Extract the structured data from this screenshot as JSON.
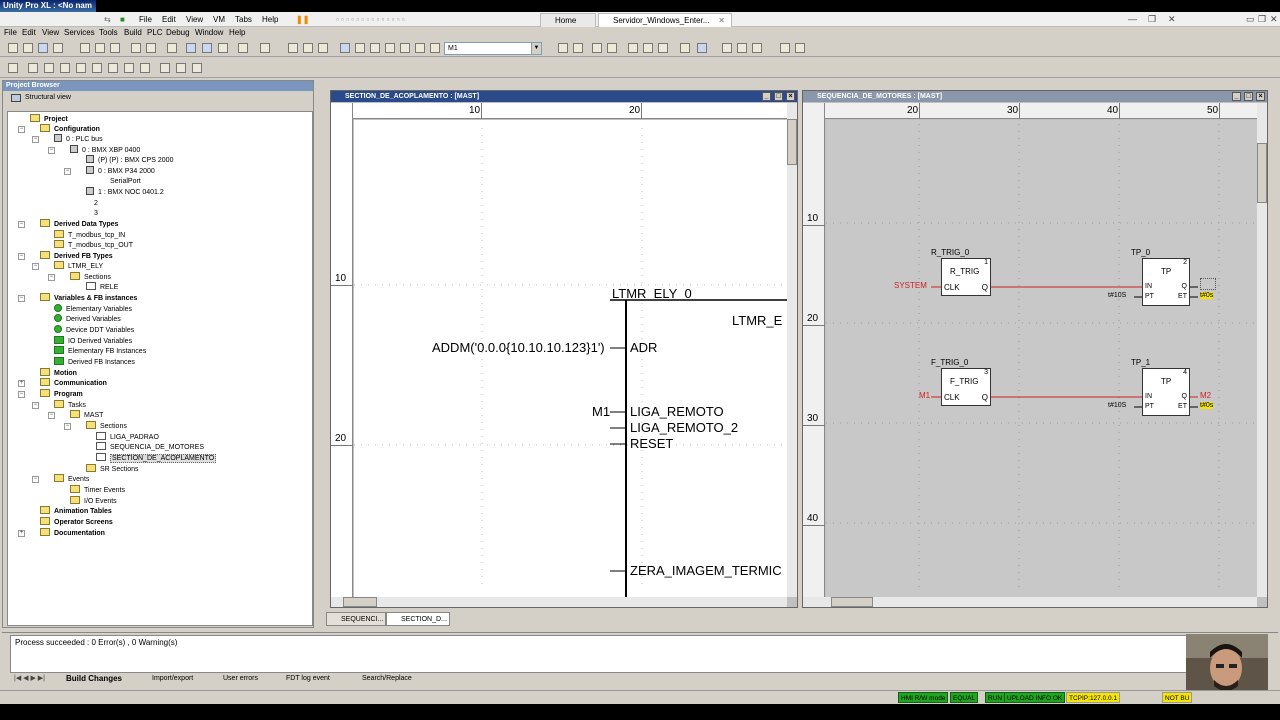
{
  "app": {
    "title": "Unity Pro XL : <No nam",
    "menu": [
      "File",
      "Edit",
      "View",
      "VM",
      "Tabs",
      "Help"
    ],
    "tabs": [
      {
        "label": "Home"
      },
      {
        "label": "Servidor_Windows_Enter..."
      }
    ]
  },
  "menubar": [
    "File",
    "Edit",
    "View",
    "Services",
    "Tools",
    "Build",
    "PLC",
    "Debug",
    "Window",
    "Help"
  ],
  "toolbar": {
    "combo_value": "M1"
  },
  "project_browser": {
    "title": "Project Browser",
    "view_label": "Structural view",
    "nodes": [
      {
        "label": "Project",
        "bold": true
      },
      {
        "label": "Configuration",
        "bold": true
      },
      {
        "label": "0 : PLC bus"
      },
      {
        "label": "0 : BMX XBP 0400"
      },
      {
        "label": "(P) (P) : BMX CPS 2000"
      },
      {
        "label": "0 : BMX P34 2000"
      },
      {
        "label": "SerialPort"
      },
      {
        "label": "1 : BMX NOC 0401.2"
      },
      {
        "label": "2"
      },
      {
        "label": "3"
      },
      {
        "label": "Derived Data Types",
        "bold": true
      },
      {
        "label": "T_modbus_tcp_IN"
      },
      {
        "label": "T_modbus_tcp_OUT"
      },
      {
        "label": "Derived FB Types",
        "bold": true
      },
      {
        "label": "LTMR_ELY"
      },
      {
        "label": "Sections"
      },
      {
        "label": "RELE"
      },
      {
        "label": "Variables & FB instances",
        "bold": true
      },
      {
        "label": "Elementary Variables"
      },
      {
        "label": "Derived Variables"
      },
      {
        "label": "Device DDT Variables"
      },
      {
        "label": "IO Derived Variables"
      },
      {
        "label": "Elementary FB Instances"
      },
      {
        "label": "Derived FB Instances"
      },
      {
        "label": "Motion",
        "bold": true
      },
      {
        "label": "Communication",
        "bold": true
      },
      {
        "label": "Program",
        "bold": true
      },
      {
        "label": "Tasks"
      },
      {
        "label": "MAST"
      },
      {
        "label": "Sections"
      },
      {
        "label": "LIGA_PADRAO"
      },
      {
        "label": "SEQUENCIA_DE_MOTORES"
      },
      {
        "label": "SECTION_DE_ACOPLAMENTO"
      },
      {
        "label": "SR Sections"
      },
      {
        "label": "Events"
      },
      {
        "label": "Timer Events"
      },
      {
        "label": "I/O Events"
      },
      {
        "label": "Animation Tables",
        "bold": true
      },
      {
        "label": "Operator Screens",
        "bold": true
      },
      {
        "label": "Documentation",
        "bold": true
      }
    ]
  },
  "window_left": {
    "title": "SECTION_DE_ACOPLAMENTO : [MAST]",
    "ruler_h": [
      "10",
      "20"
    ],
    "ruler_v": [
      "10",
      "20"
    ],
    "fb": {
      "instance": "LTMR_ELY_0",
      "type": "LTMR_E",
      "adr_arg": "ADDM('0.0.0{10.10.10.123}1')",
      "pins": [
        "ADR",
        "LIGA_REMOTO",
        "LIGA_REMOTO_2",
        "RESET",
        "ZERA_IMAGEM_TERMIC"
      ],
      "m1": "M1"
    }
  },
  "window_right": {
    "title": "SEQUENCIA_DE_MOTORES : [MAST]",
    "ruler_h": [
      "20",
      "30",
      "40",
      "50"
    ],
    "ruler_v": [
      "10",
      "20",
      "30",
      "40"
    ],
    "blocks": [
      {
        "instance": "R_TRIG_0",
        "type": "R_TRIG",
        "num": "1",
        "in": "CLK",
        "out": "Q",
        "input_var": "SYSTEM"
      },
      {
        "instance": "TP_0",
        "type": "TP",
        "num": "2",
        "in1": "IN",
        "in2": "PT",
        "out1": "Q",
        "out2": "ET",
        "pt": "t#10S",
        "et": "t#0s"
      },
      {
        "instance": "F_TRIG_0",
        "type": "F_TRIG",
        "num": "3",
        "in": "CLK",
        "out": "Q",
        "input_var": "M1"
      },
      {
        "instance": "TP_1",
        "type": "TP",
        "num": "4",
        "in1": "IN",
        "in2": "PT",
        "out1": "Q",
        "out2": "ET",
        "pt": "t#10S",
        "q_var": "M2",
        "et": "t#0s"
      }
    ]
  },
  "doc_tabs": [
    "SEQUENCI...",
    "SECTION_D..."
  ],
  "output": {
    "message": "Process succeeded : 0 Error(s) , 0 Warning(s)",
    "tabs": [
      "Build Changes",
      "Import/export",
      "User errors",
      "FDT log event",
      "Search/Replace"
    ]
  },
  "status": {
    "items": [
      "HMI R/W mode",
      "EQUAL",
      "RUN",
      "UPLOAD INFO OK",
      "TCPIP:127.0.0.1",
      "NOT BU"
    ],
    "green": "#1fa61f",
    "yellow": "#f4e400"
  }
}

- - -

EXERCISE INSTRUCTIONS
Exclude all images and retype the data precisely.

OUTPUT OF THE TASK
Extract the structured data from this screenshot as JSON.
{
  "app": {
    "title": "Unity Pro XL : <No nam",
    "menu": [
      "File",
      "Edit",
      "View",
      "VM",
      "Tabs",
      "Help"
    ],
    "tabs": [
      {
        "label": "Home"
      },
      {
        "label": "Servidor_Windows_Enter..."
      }
    ]
  },
  "menubar": [
    "File",
    "Edit",
    "View",
    "Services",
    "Tools",
    "Build",
    "PLC",
    "Debug",
    "Window",
    "Help"
  ],
  "toolbar": {
    "combo_value": "M1"
  },
  "project_browser": {
    "title": "Project Browser",
    "view_label": "Structural view",
    "nodes": [
      {
        "label": "Project",
        "bold": true
      },
      {
        "label": "Configuration",
        "bold": true
      },
      {
        "label": "0 : PLC bus"
      },
      {
        "label": "0 : BMX XBP 0400"
      },
      {
        "label": "(P) (P) : BMX CPS 2000"
      },
      {
        "label": "0 : BMX P34 2000"
      },
      {
        "label": "SerialPort"
      },
      {
        "label": "1 : BMX NOC 0401.2"
      },
      {
        "label": "2"
      },
      {
        "label": "3"
      },
      {
        "label": "Derived Data Types",
        "bold": true
      },
      {
        "label": "T_modbus_tcp_IN"
      },
      {
        "label": "T_modbus_tcp_OUT"
      },
      {
        "label": "Derived FB Types",
        "bold": true
      },
      {
        "label": "LTMR_ELY"
      },
      {
        "label": "Sections"
      },
      {
        "label": "RELE"
      },
      {
        "label": "Variables & FB instances",
        "bold": true
      },
      {
        "label": "Elementary Variables"
      },
      {
        "label": "Derived Variables"
      },
      {
        "label": "Device DDT Variables"
      },
      {
        "label": "IO Derived Variables"
      },
      {
        "label": "Elementary FB Instances"
      },
      {
        "label": "Derived FB Instances"
      },
      {
        "label": "Motion",
        "bold": true
      },
      {
        "label": "Communication",
        "bold": true
      },
      {
        "label": "Program",
        "bold": true
      },
      {
        "label": "Tasks"
      },
      {
        "label": "MAST"
      },
      {
        "label": "Sections"
      },
      {
        "label": "LIGA_PADRAO"
      },
      {
        "label": "SEQUENCIA_DE_MOTORES"
      },
      {
        "label": "SECTION_DE_ACOPLAMENTO"
      },
      {
        "label": "SR Sections"
      },
      {
        "label": "Events"
      },
      {
        "label": "Timer Events"
      },
      {
        "label": "I/O Events"
      },
      {
        "label": "Animation Tables",
        "bold": true
      },
      {
        "label": "Operator Screens",
        "bold": true
      },
      {
        "label": "Documentation",
        "bold": true
      }
    ]
  },
  "window_left": {
    "title": "SECTION_DE_ACOPLAMENTO : [MAST]",
    "ruler_h": [
      "10",
      "20"
    ],
    "ruler_v": [
      "10",
      "20"
    ],
    "fb": {
      "instance": "LTMR_ELY_0",
      "type": "LTMR_E",
      "adr_arg": "ADDM('0.0.0{10.10.10.123}1')",
      "pins": [
        "ADR",
        "LIGA_REMOTO",
        "LIGA_REMOTO_2",
        "RESET",
        "ZERA_IMAGEM_TERMIC"
      ],
      "m1": "M1"
    }
  },
  "window_right": {
    "title": "SEQUENCIA_DE_MOTORES : [MAST]",
    "ruler_h": [
      "20",
      "30",
      "40",
      "50"
    ],
    "ruler_v": [
      "10",
      "20",
      "30",
      "40"
    ],
    "blocks": [
      {
        "instance": "R_TRIG_0",
        "type": "R_TRIG",
        "num": "1",
        "in": "CLK",
        "out": "Q",
        "input_var": "SYSTEM"
      },
      {
        "instance": "TP_0",
        "type": "TP",
        "num": "2",
        "in1": "IN",
        "in2": "PT",
        "out1": "Q",
        "out2": "ET",
        "pt": "t#10S",
        "et": "t#0s"
      },
      {
        "instance": "F_TRIG_0",
        "type": "F_TRIG",
        "num": "3",
        "in": "CLK",
        "out": "Q",
        "input_var": "M1"
      },
      {
        "instance": "TP_1",
        "type": "TP",
        "num": "4",
        "in1": "IN",
        "in2": "PT",
        "out1": "Q",
        "out2": "ET",
        "pt": "t#10S",
        "q_var": "M2",
        "et": "t#0s"
      }
    ]
  },
  "doc_tabs": [
    "SEQUENCI...",
    "SECTION_D..."
  ],
  "output": {
    "message": "Process succeeded : 0 Error(s) , 0 Warning(s)",
    "tabs": [
      "Build Changes",
      "Import/export",
      "User errors",
      "FDT log event",
      "Search/Replace"
    ]
  },
  "status": {
    "items": [
      "HMI R/W mode",
      "EQUAL",
      "RUN",
      "UPLOAD INFO OK",
      "TCPIP:127.0.0.1",
      "NOT BU"
    ],
    "green": "#1fa61f",
    "yellow": "#f4e400"
  }
}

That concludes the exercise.